Patty Gallun Hansen

Best boss: Dorothy Gallun 
Lesson: It pays to be kind  

The best boss I’ve ever had was my mom. She founded Dorothy Gallun Jewelry in the 1950s, when it was pretty gutsy for a woman to own her own business. She taught me that kindness does matter, and, “treat people the way you want to be treated.”

There have been times when customers have taken advantage of that, but Mom handled it with grace and dignity. People would come in years after they bought something and it’d look like it’d been run over by a truck. My mother would always accept it back with a smile and say something humorous so they’d know that she knew it wasn’t sitting in a box all those years.

We would ask her, “Why are you doing that? No one else would do that. They obviously damaged it.” But she said all that would do is make the customer very unhappy. You swallow it and you move on. If she couldn’t help a customer, she’d refer them to another jeweler. People would come back because of it. They’d say they knew they could trust her.


Jerry and Teddie Gause are partners in business and in life. Jerry bought the business from his dad, who founded Gause & Son Jewelers in 1950.

Teddie Gause 

Best boss: Jerry F. Gause  
Lesson: Treat vendors with respect  

Jerry Gause and I had been next-door neighbors and were in the same class in high school. When my husband passed away, he sent me a note expressing his condolences and said if I needed a job to come see him at his jewelry store. Having two teenage daughters to raise, I went in for an interview and he hired me. I am proud to say he is my boss, mentor, and best friend—and now I am married to that fine gentleman.

One thing he taught me years ago was to always treat our jewelry salesmen and vendors with respect. One day a young man walked into our store around 4 p.m., looking tired. He said he’d called on six stores that day and they’d treated him rudely. I invited him to sit down in our Diamond Room, gave him water and said I would look at his line and just might buy one thing from him. He opened his case and pulled out a two-and-a-half-carat engagement ring and said he’d sell me the ring for just enough to cover his travel expenses. That ring was a bargain, so being kind and courteous paid off.


Cliff Yankovich

Best boss: Harold Hampton 
Lesson: Under-promise and over-deliver  

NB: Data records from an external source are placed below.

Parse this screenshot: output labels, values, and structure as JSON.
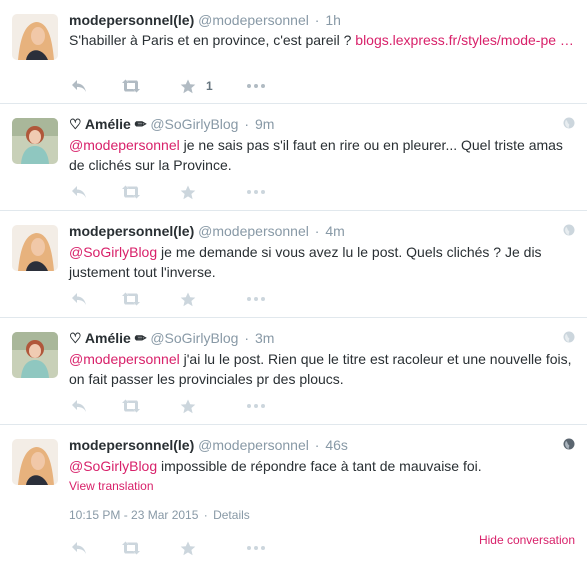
{
  "colors": {
    "link": "#d8216a",
    "muted": "#8899a6",
    "text": "#292f33",
    "icon": "#b1bbc3"
  },
  "tweets": [
    {
      "fullname": "modepersonnel(le)",
      "username": "@modepersonnel",
      "time": "1h",
      "text_plain": "S'habiller à Paris et en province, c'est pareil ? ",
      "link": "blogs.lexpress.fr/styles/mode-pe …",
      "fav_count": "1"
    },
    {
      "fullname": "♡ Amélie ✏",
      "username": "@SoGirlyBlog",
      "time": "9m",
      "mention": "@modepersonnel",
      "text_plain": " je ne sais pas s'il faut en rire ou en pleurer... Quel triste amas de clichés sur la Province."
    },
    {
      "fullname": "modepersonnel(le)",
      "username": "@modepersonnel",
      "time": "4m",
      "mention": "@SoGirlyBlog",
      "text_plain": " je me demande si vous avez lu le post. Quels clichés ? Je dis justement tout l'inverse."
    },
    {
      "fullname": "♡ Amélie ✏",
      "username": "@SoGirlyBlog",
      "time": "3m",
      "mention": "@modepersonnel",
      "text_plain": " j'ai lu le post. Rien que le titre est racoleur et une nouvelle fois, on fait passer les provinciales pr des ploucs."
    },
    {
      "fullname": "modepersonnel(le)",
      "username": "@modepersonnel",
      "time": "46s",
      "mention": "@SoGirlyBlog",
      "text_plain": " impossible de répondre face à tant de mauvaise foi.",
      "view_translation": "View translation",
      "timestamp": "10:15 PM - 23 Mar 2015",
      "details": "Details",
      "hide_conversation": "Hide conversation"
    }
  ],
  "icons": {
    "reply": "reply-icon",
    "retweet": "retweet-icon",
    "favorite": "star-icon",
    "more": "more-icon",
    "globe": "globe-icon"
  }
}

Harold Hampton went through employees like socks. After four years, I was the old-timer on his staff. I was able to work for him because I worked for my own father as a kid. My dad was a tough customer and expected you to work your butt off, just like Harold.

Jewelers often tell people what they want to hear, but Harold really drilled “under-promise and over-deliver” into our heads, and that’s the most valuable lesson I took away from him—other than the fact he paid for my GIA diamond graduate training. He was a hard taskmaster, but I never would have had the confidence and the knowledge to open our store if I hadn’t worked for him.


This article originally appeared in the February 2018 edition of INSTORE.

This story is tagged under:


A Worry-Free Way to Close Shop

Ron Pierro, owner of Pierro's Jewelers in Brandenton, Florida, chose Wilkerson to run his going out of business sale. From marketing to on-site sale management, Wilkerson did it all--giving Ron the kind of closure that only comes from trusting the best. Wilkerson.


Promoted Headlines

This story is tagged under: